Then I remembered, oh yeah, that's what it does. You have to let it die on top so the bulb underneath gets a little bigger. These particular ones died so thoroughly that I had a hard time finding the bulb last year, which is why they're growing in this bed again this year.
This is the garlic I intended to grow this spring. (in front and to the right of the columbine and catmint) It hasn't begun to die back yet, nor has it formed the curly scapes. I planted one variety of softneck and one hardneck. I can't remember where I planted which ones, but I'll be able to tell by the scape. Hardneck forms the curly cue scapes (which make wonderful pesto) and softneck doesn't. Softneck is supposed to store longer, which is why I planted both.
We use a lot of garlic, so I'm happy to have it in four different beds this year. Plus, it will keep the vampires out of my garden! Now, if only it would keep away the aphids.
By Penny Stine
Thursday, May 23, 2013
I planted tomatoes a couple of weeks ago and was so excited about the size of the plants, which I had raised from seed. I had at least seven different varieties, including two pink Caspian tomatoes, which I started because Dixie Burmeister said they were wonderful. The ones on this trellis are doing just fine.
The weeds are, too. But the weeds will be history after this weekend.
I marked almost all of the plants with a color-coded yarn system so I could keep track of which tomatoes I liked and which were flops. I ran out of different colored bits of yarn in my pockets, so this one is marked in blue tape. Really, it is. I put the tape higher up on the trellis because I'm counting on the tomato plant to get a lot taller. It's a Cherokee chocolate, which I've never grown before.
Much to my great distress, something ate my pink Caspians completely down to the ground within the first couple of days.

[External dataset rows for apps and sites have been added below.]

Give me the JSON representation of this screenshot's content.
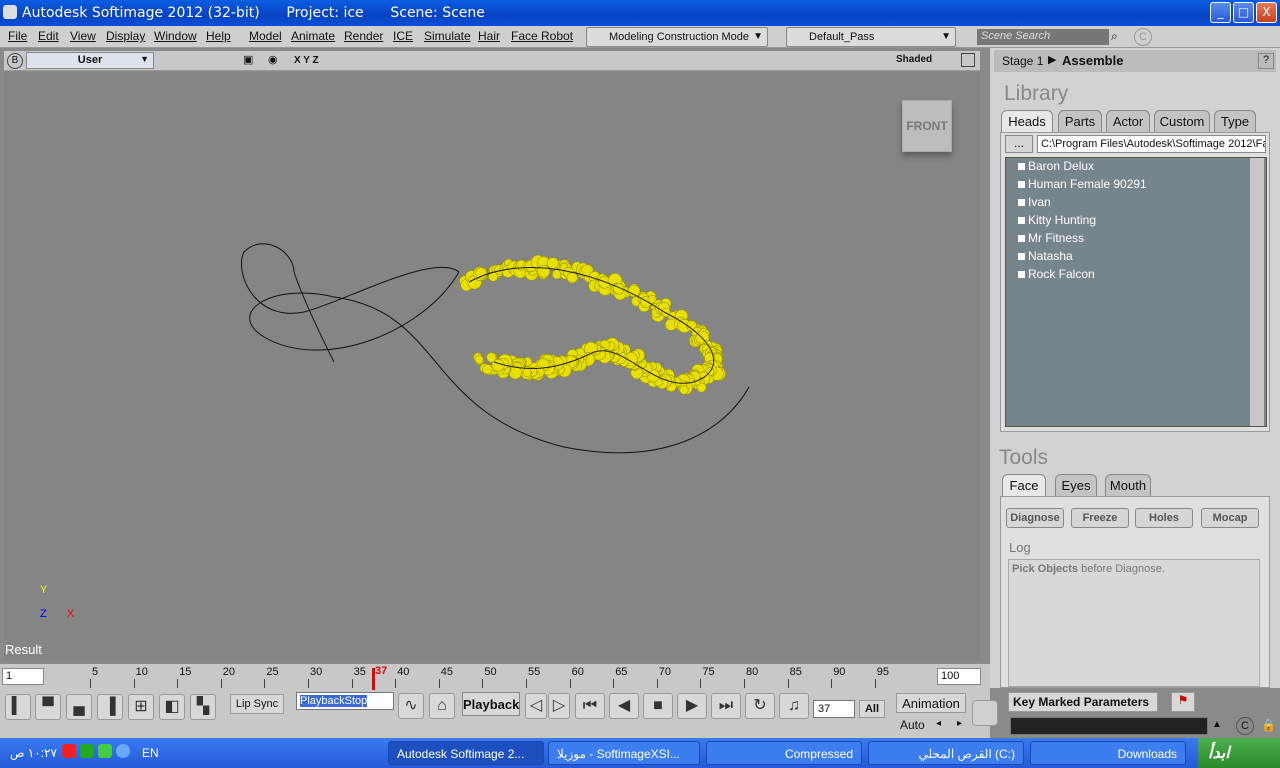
{
  "window": {
    "title": "Autodesk Softimage 2012 (32-bit)",
    "project": "Project: ice",
    "scene": "Scene: Scene",
    "min": "_",
    "max": "□",
    "close": "X"
  },
  "menu": {
    "items": [
      "File",
      "Edit",
      "View",
      "Display",
      "Window",
      "Help",
      "Model",
      "Animate",
      "Render",
      "ICE",
      "Simulate",
      "Hair",
      "Face Robot"
    ],
    "mode": "Modeling Construction Mode",
    "pass": "Default_Pass",
    "search_placeholder": "Scene Search"
  },
  "viewport": {
    "camera_badge": "B",
    "camera": "User",
    "axes": "X Y Z",
    "shading": "Shaded",
    "cube_label": "FRONT",
    "result_label": "Result",
    "axis_y": "Y",
    "axis_x": "X",
    "axis_z": "Z"
  },
  "right_panel": {
    "stage": "Stage 1",
    "stage_name": "Assemble",
    "help": "?",
    "library_title": "Library",
    "library_tabs": [
      "Heads",
      "Parts",
      "Actor",
      "Custom",
      "Type"
    ],
    "browse": "...",
    "path": "C:\\Program Files\\Autodesk\\Softimage 2012\\Fa",
    "heads": [
      "Baron Delux",
      "Human Female 90291",
      "Ivan",
      "Kitty Hunting",
      "Mr Fitness",
      "Natasha",
      "Rock Falcon"
    ],
    "tools_title": "Tools",
    "tools_tabs": [
      "Face",
      "Eyes",
      "Mouth"
    ],
    "tool_buttons": [
      "Diagnose",
      "Freeze",
      "Holes",
      "Mocap"
    ],
    "log_title": "Log",
    "log_bold": "Pick Objects",
    "log_rest": " before Diagnose."
  },
  "timeline": {
    "start": "1",
    "end": "100",
    "current": "37",
    "ticks": [
      "5",
      "10",
      "15",
      "20",
      "25",
      "30",
      "35",
      "40",
      "45",
      "50",
      "55",
      "60",
      "65",
      "70",
      "75",
      "80",
      "85",
      "90",
      "95"
    ]
  },
  "bottom": {
    "lip_sync": "Lip Sync",
    "playback_stop": "PlaybackStop",
    "playback": "Playback",
    "frame": "37",
    "all": "All",
    "animation": "Animation",
    "auto": "Auto",
    "key_marked": "Key Marked Parameters"
  },
  "taskbar": {
    "clock": "١٠:٢٧ ص",
    "lang": "EN",
    "tasks": [
      "Autodesk Softimage 2...",
      "موزيلا - SoftimageXSI...",
      "Compressed",
      "القرص المحلي (C:)",
      "Downloads"
    ],
    "start": "ابدأ"
  }
}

As if that wasn't traumatic enough, something gnawed through the stems of at least three other tomato plants.
Bookcliff Gardens has pink Caspian tomatoes this year, thanks to Dixie's polite nagging of Dennis Hill. Even though I spent tons of time and money on seeds and raised all those tomatoes, I went to Bookcliff and bought a pink Caspian to replace the two I lost.
On the positive side, the cucumbers that I was waiting ever-so-(im)patiently for finally sprouted!